<sidebar>Sidebar: Flowcode Help Overview:Variables</sidebar>
Finite state machines are used all over the place in Flowcode components to keep track of things.
They are a means to allow a fixed number of deterministic states which can vastly simplify a program and is a great tool to add to your coding kit.
A good technique when learning state machines is to try and break the task up into jobs and then try to implement those jobs in a orderly way.
E.g. making a cup of tea.
State 0 - Buy Ingredients - OK = State 1
State 1 - Fill Kettle With Water - OK = State 2 or Not Enough Water = State 1
State 2 - Boil Kettle - OK = State 3 or Not boiled yet = State 2
State 3 - Place teabag in cup - OK = State 4 or No Teabags = State 0
State 4 - Place milk in cup - OK = State 5 or No Milk = State 0
State 5 - Place boiling water in cup - OK = State 6 or Not filled yet = State 5 or Not Enough Water = State 1
State 6 - Stir the water - OK = State 7 or Not Stirred Enough State 6
State 7 - Cup of tea ready
As you can see making a cup of tea actually has a lot of stages and could be made much more complex, e.g. adding sugar, time to let the tea brew, removing the tea bag, milk before or after water, amount of milk....
FSM Example 1 - Simple comms parsing
Here is a very basic example.

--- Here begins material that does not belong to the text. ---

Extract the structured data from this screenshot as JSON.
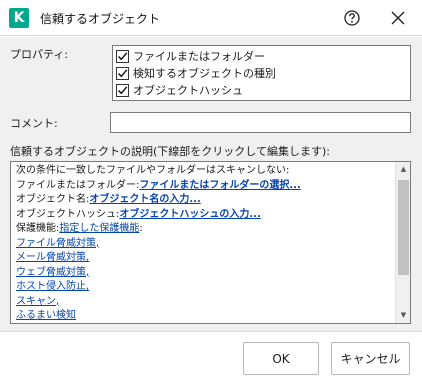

We want to control a robot via a serial data connection. We control it by sending packets of 2 bytes.
The first byte is the value 'L' to signify the Left motor speed, the next byte is the motor speed 0-255.
The first byte is the value 'R' to signify the Right motor speed, the next byte is the motor speed 0-255.
The firmware for the robot could look something like this.
we always start at state 0, and we keep receiving bytes until the characters 'L' or 'R' are received. Once we receive one of the characters we know the next byte will be the corresponding motor speed so we can jump to the right state to collect and assign the value.
This would allow some fault tolerance. e.g. if the robot received a speed byte first then it would do nothing until the 'L' or 'R' bytes are received.
You could even control the Left motor without touching the Right motor by sending the 2 bytes packet starting with 'L' over and over again.
FSM Example 2 - Adding direction control
You could then expand the state machine if you wanted to by using a 3-byte packet and including the motor direction.
The first byte is the value 'L' to signify the Left motor speed, the next byte is the motor speed 0-255, the next byte is the direction 0-1.
The first byte is the value 'R' to signify the Right motor speed, the next byte is the motor speed 0-255, the next byte is the direction 0-1.
FSM Example 3 - Multi Mode Torch
Of course state machine don't just apply to comms, you could do a similar thing with a switch and a LED to make a multi-mode torch.
Start State 0 - Torch Off
Press 1 the torch turns on - State 1.
Press 2 the torch automatically flashes - State 2.
Press 3 the torch turns off - State 0.
FSM Example 4 - Multiple State Machines
Here is a project created to drive a pick and place component feeder bank.
The PC tells us when we need to move to the next component using a motor so we need to use a state machine to listen to and decode the incoming comms to detect when one of our feeder channels gets called up for action. When a valid feeder channel is detected we use a second state machine to start the motor moving and then after a delay to allow the motor to move we bring the motor back to the original start position. The second state machine has 8 tracking variables which allows us to control all 8 servo channels using the state machine. Using the state machines means that we are not having to use blocking code such as delays when moving the motors which means that multiple feeder channels can be in various stages of motion at once.